Taylorsville City Councilman Curt Cochran discovered this fall, Halloween is big business in Salem, MassachusettsNov 30, 2023 01:28PM ● By Carl Fauver
Taylorsville City Councilman Curt Cochran (right) says October is the busiest time of year, not surprisingly, in Salem, Massachusetts. (Courtesy Curt Cochran)
One of the benefits of being a well-accepted elected official is that, once in a while, you can be reelected to a new leadership term without facing any opposition.
In the Taylorsville City Council races this fall, two of the three on the ballot – Curt Cochran in District 2 and Anna Barbieri of District 3 – enjoyed that status as they ran unopposed and will each be back for 4-year terms, running through 2027.
For Cochran, being unopposed made it easier for him and his wife, Wendy, to travel two time zones away during what would have been the heat of an election battle. The pair made their way to Boston and Salem, Massachusetts, Oct. 11 to 18.
“It was mostly a vacation – and, of course, we paid our own way,” Cochran said. “But whenever we travel to other parts of the country, I like to talk with business people and observe things about their infrastructure. I always see and learn a few things I think might work here – or at least deserve a little thought.”
For starters, Cochran learned Halloween is big business in the city infamous for its Salem Witch Trials 330 years ago.
According to Wikipedia: “The Salem witch trials were a series of hearings and prosecutions of people accused of witchcraft in colonial Massachusetts between February 1692 and May 1693. More than 200 people were accused. Thirty people were found guilty, 19 of whom were executed by hanging (14 women and five men). One other man died under torture after refusing to enter a plea. At least five other people died in jail.” (wikipedia.org)

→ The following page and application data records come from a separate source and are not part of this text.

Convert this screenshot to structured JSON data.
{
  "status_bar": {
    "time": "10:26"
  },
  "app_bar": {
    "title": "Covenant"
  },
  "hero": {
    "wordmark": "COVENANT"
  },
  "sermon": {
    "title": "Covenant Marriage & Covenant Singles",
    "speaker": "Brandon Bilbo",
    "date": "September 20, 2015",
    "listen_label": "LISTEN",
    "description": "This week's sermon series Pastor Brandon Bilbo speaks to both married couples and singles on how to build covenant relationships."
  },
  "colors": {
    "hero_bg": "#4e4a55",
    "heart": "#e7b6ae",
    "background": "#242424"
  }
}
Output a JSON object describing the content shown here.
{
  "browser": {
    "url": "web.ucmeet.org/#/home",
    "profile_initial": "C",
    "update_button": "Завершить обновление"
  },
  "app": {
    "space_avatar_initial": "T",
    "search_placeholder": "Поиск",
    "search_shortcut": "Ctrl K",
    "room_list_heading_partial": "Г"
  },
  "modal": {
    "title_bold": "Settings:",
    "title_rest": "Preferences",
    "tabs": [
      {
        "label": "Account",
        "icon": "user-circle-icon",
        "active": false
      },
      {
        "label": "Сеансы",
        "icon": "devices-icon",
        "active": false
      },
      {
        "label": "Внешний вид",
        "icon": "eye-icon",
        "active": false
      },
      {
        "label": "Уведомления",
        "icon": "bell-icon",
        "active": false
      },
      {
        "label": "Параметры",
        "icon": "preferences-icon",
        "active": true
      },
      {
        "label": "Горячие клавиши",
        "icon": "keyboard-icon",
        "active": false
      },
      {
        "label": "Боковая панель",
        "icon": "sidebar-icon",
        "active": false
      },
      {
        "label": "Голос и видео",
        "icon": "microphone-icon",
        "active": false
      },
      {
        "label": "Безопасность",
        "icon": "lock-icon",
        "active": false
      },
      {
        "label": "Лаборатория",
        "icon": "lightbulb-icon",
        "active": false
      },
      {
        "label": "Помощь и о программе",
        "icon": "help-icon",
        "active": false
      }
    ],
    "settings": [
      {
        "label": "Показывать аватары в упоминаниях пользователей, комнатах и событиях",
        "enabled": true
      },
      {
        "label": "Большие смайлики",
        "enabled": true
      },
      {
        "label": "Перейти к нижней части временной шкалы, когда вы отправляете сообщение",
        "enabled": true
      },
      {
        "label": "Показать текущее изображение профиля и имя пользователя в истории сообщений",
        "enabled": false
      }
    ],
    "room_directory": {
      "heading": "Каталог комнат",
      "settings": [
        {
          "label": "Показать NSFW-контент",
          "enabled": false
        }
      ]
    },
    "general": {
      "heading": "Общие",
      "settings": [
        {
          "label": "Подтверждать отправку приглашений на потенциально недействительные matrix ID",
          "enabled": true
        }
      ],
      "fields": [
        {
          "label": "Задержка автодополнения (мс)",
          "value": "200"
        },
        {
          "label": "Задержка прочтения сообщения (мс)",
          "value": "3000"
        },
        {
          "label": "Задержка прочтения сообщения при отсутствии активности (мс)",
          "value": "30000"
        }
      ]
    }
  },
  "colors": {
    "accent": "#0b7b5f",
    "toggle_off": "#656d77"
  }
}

“Obviously it’s a very negative history; but that was also a long time ago,” Cochran added. “The people in Salem and the businesses embrace it – they own their history. We went to the Salem Witch Museum and it was very interesting. It explains very well what happened and why it happened.”
As if being in Salem in October, wasn’t enough… the Cochrans found themselves there on Friday the 13th.
“We were in Salem Thursday and Friday and there were five times as many people in the city on that Friday the 13th,” he added. “But Salem is a great town. It’s much more modern than I expected, given its many hundreds of years of history.”
And forget about the “Christmas rush” for Salem merchants. The storekeepers he spoke with told Cochran they do 90% of their business in October.
In Boston, Curt and Wendy Cochran walked the 2.5 mile “Freedom Trail,” which passes some 17 locations significant to the history of the United States, from the Boston Common to the “Old North Church” to Bunker Hill Monument.
“In our five days on the ground, we calculated that we walked about 36 miles – so we were busy,” Cochran added. “The Freedom Trail in Boston is easy to follow because the city has invested the money to make the entire walking path out of unique red brick. I saw this as something we might be able to try in Taylorsville.”
Cochran admits, it’s probably too cost prohibitive to create a red brick walkway. But he believes paths might be marked with some type of colored designation, or signage, to lead pedestrians past things like the Taylorsville Cemetery (4567 S. Redwood Road) and the city’s two entries on the National Register of Historic Places: Al-rasool Islamic Center (1247 W. 4800 South), built originally in 1894, and the Taylorsville-Bennion Heritage Center (1488 W. 4800 South), constructed in 1906.
“(My wife) Wendy is a member of the Historic Preservation Committee, so she and I will at least discuss (the appearance and signage of Boston’s Freedom Trail) with them,” Cochran added. “It might be a way to create more interest in our Taylorsville historic sites.”
Finally, the Cochrans also found parking to be an ongoing challenge in Massachusetts – just as it can sometimes be back here at home.
“Parking is a real problem in some of our Taylorsville neighborhoods – and it’s something the city council has discussed several times,” he concluded. “I’m not sure what the solution is. Maybe only allowing parking on one side of a street. Or maybe it’s simply banning on-street parking altogether. In Massachusetts, we found parking garages. But we’re still working to solve parking issues here in Taylorsville.”
The Cochrans returned to Utah in plenty of time to pass out their own Halloween candy on Oct. 31. The councilman spent a little time confined in a pillory (Google it – just like I had to) …but got out in time to make his return flight. λ